Exercise prompt: The lines to copy from the data below are those that hold the string "title".

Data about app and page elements
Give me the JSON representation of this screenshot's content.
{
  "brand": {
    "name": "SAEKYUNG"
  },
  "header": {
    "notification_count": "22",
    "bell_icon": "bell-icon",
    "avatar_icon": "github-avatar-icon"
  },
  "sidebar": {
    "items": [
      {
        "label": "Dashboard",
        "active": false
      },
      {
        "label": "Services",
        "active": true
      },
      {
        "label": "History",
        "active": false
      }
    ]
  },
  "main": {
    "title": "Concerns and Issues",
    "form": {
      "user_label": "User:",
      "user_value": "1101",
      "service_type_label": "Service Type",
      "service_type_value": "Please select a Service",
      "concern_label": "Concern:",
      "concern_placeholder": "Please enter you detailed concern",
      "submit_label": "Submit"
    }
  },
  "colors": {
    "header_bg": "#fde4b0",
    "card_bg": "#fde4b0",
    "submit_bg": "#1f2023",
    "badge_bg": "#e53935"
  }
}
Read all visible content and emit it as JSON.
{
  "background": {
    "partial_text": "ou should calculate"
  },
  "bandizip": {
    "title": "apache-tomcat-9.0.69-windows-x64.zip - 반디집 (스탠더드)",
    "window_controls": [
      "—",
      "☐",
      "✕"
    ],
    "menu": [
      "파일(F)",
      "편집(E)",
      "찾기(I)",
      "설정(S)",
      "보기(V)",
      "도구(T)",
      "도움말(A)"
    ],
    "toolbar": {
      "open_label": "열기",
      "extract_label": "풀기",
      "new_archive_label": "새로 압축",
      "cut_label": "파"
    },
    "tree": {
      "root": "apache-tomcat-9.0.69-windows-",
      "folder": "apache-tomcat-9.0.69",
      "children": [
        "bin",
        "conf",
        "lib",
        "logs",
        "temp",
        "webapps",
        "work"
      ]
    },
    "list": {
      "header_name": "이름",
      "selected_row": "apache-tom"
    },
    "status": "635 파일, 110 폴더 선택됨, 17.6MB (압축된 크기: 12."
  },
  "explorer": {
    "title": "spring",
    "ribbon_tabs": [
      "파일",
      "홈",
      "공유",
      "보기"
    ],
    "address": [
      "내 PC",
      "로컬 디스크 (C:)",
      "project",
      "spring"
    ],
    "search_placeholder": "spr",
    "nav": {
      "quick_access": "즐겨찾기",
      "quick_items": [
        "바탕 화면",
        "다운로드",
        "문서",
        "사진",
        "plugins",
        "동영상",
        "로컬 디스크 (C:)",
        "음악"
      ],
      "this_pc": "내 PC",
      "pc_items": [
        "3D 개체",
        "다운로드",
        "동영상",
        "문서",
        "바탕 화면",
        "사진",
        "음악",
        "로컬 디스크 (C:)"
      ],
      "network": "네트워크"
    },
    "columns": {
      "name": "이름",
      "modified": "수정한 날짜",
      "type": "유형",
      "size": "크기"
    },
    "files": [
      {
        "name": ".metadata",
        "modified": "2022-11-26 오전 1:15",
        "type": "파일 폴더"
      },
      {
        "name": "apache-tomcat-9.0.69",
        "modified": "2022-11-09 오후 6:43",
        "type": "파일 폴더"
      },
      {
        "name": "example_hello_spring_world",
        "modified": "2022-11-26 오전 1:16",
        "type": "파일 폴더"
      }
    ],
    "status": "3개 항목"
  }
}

Response:
    "title": "Concerns and Issues",
    "title": "apache-tomcat-9.0.69-windows-x64.zip - 반디집 (스탠더드)",
    "title": "spring",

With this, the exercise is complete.